**What the exercise asks**
Return the records exactly, with nothing added.

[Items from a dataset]
+---+
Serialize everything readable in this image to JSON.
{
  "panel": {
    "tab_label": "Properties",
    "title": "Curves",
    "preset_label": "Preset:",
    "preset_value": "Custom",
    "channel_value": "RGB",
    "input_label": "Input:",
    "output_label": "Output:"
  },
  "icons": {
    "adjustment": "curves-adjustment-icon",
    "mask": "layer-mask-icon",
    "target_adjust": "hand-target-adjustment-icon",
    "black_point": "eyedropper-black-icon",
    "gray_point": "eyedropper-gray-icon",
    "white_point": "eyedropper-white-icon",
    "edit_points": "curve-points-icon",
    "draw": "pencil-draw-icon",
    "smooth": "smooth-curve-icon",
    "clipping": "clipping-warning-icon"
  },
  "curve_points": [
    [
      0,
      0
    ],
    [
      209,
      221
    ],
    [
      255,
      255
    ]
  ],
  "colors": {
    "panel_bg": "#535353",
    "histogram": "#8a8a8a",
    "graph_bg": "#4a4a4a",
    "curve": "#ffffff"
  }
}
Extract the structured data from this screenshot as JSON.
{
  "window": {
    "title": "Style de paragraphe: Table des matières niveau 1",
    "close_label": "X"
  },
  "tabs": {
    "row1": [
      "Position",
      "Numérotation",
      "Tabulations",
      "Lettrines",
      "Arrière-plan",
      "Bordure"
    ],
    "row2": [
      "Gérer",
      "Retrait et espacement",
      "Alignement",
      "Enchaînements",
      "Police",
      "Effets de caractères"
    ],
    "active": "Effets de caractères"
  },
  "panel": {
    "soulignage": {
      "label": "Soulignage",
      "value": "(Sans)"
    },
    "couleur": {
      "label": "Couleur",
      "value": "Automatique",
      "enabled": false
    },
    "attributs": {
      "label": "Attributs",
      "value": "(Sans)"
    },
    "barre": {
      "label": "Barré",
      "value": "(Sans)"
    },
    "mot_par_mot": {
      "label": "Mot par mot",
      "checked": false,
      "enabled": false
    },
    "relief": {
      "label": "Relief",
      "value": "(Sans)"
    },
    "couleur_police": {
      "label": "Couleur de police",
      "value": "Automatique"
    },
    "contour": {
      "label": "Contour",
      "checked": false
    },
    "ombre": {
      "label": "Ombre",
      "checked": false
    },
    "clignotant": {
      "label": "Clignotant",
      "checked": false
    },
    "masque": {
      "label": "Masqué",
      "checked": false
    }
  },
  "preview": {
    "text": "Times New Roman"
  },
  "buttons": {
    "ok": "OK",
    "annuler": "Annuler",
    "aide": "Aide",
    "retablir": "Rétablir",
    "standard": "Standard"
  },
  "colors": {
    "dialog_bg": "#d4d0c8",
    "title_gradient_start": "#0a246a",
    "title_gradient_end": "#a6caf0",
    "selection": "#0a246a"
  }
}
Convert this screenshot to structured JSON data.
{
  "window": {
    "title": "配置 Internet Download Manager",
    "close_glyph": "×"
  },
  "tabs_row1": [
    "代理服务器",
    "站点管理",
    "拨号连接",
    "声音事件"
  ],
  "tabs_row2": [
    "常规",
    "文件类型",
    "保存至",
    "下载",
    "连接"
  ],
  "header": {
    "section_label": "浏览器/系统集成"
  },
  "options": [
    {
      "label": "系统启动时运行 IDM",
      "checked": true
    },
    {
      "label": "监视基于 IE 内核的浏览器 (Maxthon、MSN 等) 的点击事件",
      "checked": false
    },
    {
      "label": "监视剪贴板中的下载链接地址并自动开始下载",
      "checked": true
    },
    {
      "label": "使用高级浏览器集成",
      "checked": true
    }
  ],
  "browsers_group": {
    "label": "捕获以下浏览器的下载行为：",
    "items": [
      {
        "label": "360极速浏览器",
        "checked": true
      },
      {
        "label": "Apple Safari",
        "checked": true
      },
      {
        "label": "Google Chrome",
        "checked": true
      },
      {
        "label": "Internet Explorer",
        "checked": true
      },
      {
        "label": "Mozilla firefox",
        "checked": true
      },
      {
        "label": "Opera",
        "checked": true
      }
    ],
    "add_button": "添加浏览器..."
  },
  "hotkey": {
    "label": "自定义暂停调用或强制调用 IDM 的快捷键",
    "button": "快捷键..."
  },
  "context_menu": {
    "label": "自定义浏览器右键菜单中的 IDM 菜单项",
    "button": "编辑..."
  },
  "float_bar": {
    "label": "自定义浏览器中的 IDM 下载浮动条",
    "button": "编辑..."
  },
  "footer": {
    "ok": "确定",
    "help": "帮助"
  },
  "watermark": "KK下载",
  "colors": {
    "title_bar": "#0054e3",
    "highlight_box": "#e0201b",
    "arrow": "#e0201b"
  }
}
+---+
**Response**
Serialize everything readable in this image to JSON.
{
  "panel": {
    "tab_label": "Properties",
    "title": "Curves",
    "preset_label": "Preset:",
    "preset_value": "Custom",
    "channel_value": "RGB",
    "input_label": "Input:",
    "output_label": "Output:"
  },
  "icons": {
    "adjustment": "curves-adjustment-icon",
    "mask": "layer-mask-icon",
    "target_adjust": "hand-target-adjustment-icon",
    "black_point": "eyedropper-black-icon",
    "gray_point": "eyedropper-gray-icon",
    "white_point": "eyedropper-white-icon",
    "edit_points": "curve-points-icon",
    "draw": "pencil-draw-icon",
    "smooth": "smooth-curve-icon",
    "clipping": "clipping-warning-icon"
  },
  "curve_points": [
    [
      0,
      0
    ],
    [
      209,
      221
    ],
    [
      255,
      255
    ]
  ],
  "colors": {
    "panel_bg": "#535353",
    "histogram": "#8a8a8a",
    "graph_bg": "#4a4a4a",
    "curve": "#ffffff"
  }
}
Extract the structured data from this screenshot as JSON.
{
  "window": {
    "title": "Style de paragraphe: Table des matières niveau 1",
    "close_label": "X"
  },
  "tabs": {
    "row1": [
      "Position",
      "Numérotation",
      "Tabulations",
      "Lettrines",
      "Arrière-plan",
      "Bordure"
    ],
    "row2": [
      "Gérer",
      "Retrait et espacement",
      "Alignement",
      "Enchaînements",
      "Police",
      "Effets de caractères"
    ],
    "active": "Effets de caractères"
  },
  "panel": {
    "soulignage": {
      "label": "Soulignage",
      "value": "(Sans)"
    },
    "couleur": {
      "label": "Couleur",
      "value": "Automatique",
      "enabled": false
    },
    "attributs": {
      "label": "Attributs",
      "value": "(Sans)"
    },
    "barre": {
      "label": "Barré",
      "value": "(Sans)"
    },
    "mot_par_mot": {
      "label": "Mot par mot",
      "checked": false,
      "enabled": false
    },
    "relief": {
      "label": "Relief",
      "value": "(Sans)"
    },
    "couleur_police": {
      "label": "Couleur de police",
      "value": "Automatique"
    },
    "contour": {
      "label": "Contour",
      "checked": false
    },
    "ombre": {
      "label": "Ombre",
      "checked": false
    },
    "clignotant": {
      "label": "Clignotant",
      "checked": false
    },
    "masque": {
      "label": "Masqué",
      "checked": false
    }
  },
  "preview": {
    "text": "Times New Roman"
  },
  "buttons": {
    "ok": "OK",
    "annuler": "Annuler",
    "aide": "Aide",
    "retablir": "Rétablir",
    "standard": "Standard"
  },
  "colors": {
    "dialog_bg": "#d4d0c8",
    "title_gradient_start": "#0a246a",
    "title_gradient_end": "#a6caf0",
    "selection": "#0a246a"
  }
}
Convert this screenshot to structured JSON data.
{
  "window": {
    "title": "配置 Internet Download Manager",
    "close_glyph": "×"
  },
  "tabs_row1": [
    "代理服务器",
    "站点管理",
    "拨号连接",
    "声音事件"
  ],
  "tabs_row2": [
    "常规",
    "文件类型",
    "保存至",
    "下载",
    "连接"
  ],
  "header": {
    "section_label": "浏览器/系统集成"
  },
  "options": [
    {
      "label": "系统启动时运行 IDM",
      "checked": true
    },
    {
      "label": "监视基于 IE 内核的浏览器 (Maxthon、MSN 等) 的点击事件",
      "checked": false
    },
    {
      "label": "监视剪贴板中的下载链接地址并自动开始下载",
      "checked": true
    },
    {
      "label": "使用高级浏览器集成",
      "checked": true
    }
  ],
  "browsers_group": {
    "label": "捕获以下浏览器的下载行为：",
    "items": [
      {
        "label": "360极速浏览器",
        "checked": true
      },
      {
        "label": "Apple Safari",
        "checked": true
      },
      {
        "label": "Google Chrome",
        "checked": true
      },
      {
        "label": "Internet Explorer",
        "checked": true
      },
      {
        "label": "Mozilla firefox",
        "checked": true
      },
      {
        "label": "Opera",
        "checked": true
      }
    ],
    "add_button": "添加浏览器..."
  },
  "hotkey": {
    "label": "自定义暂停调用或强制调用 IDM 的快捷键",
    "button": "快捷键..."
  },
  "context_menu": {
    "label": "自定义浏览器右键菜单中的 IDM 菜单项",
    "button": "编辑..."
  },
  "float_bar": {
    "label": "自定义浏览器中的 IDM 下载浮动条",
    "button": "编辑..."
  },
  "footer": {
    "ok": "确定",
    "help": "帮助"
  },
  "watermark": "KK下载",
  "colors": {
    "title_bar": "#0054e3",
    "highlight_box": "#e0201b",
    "arrow": "#e0201b"
  }
}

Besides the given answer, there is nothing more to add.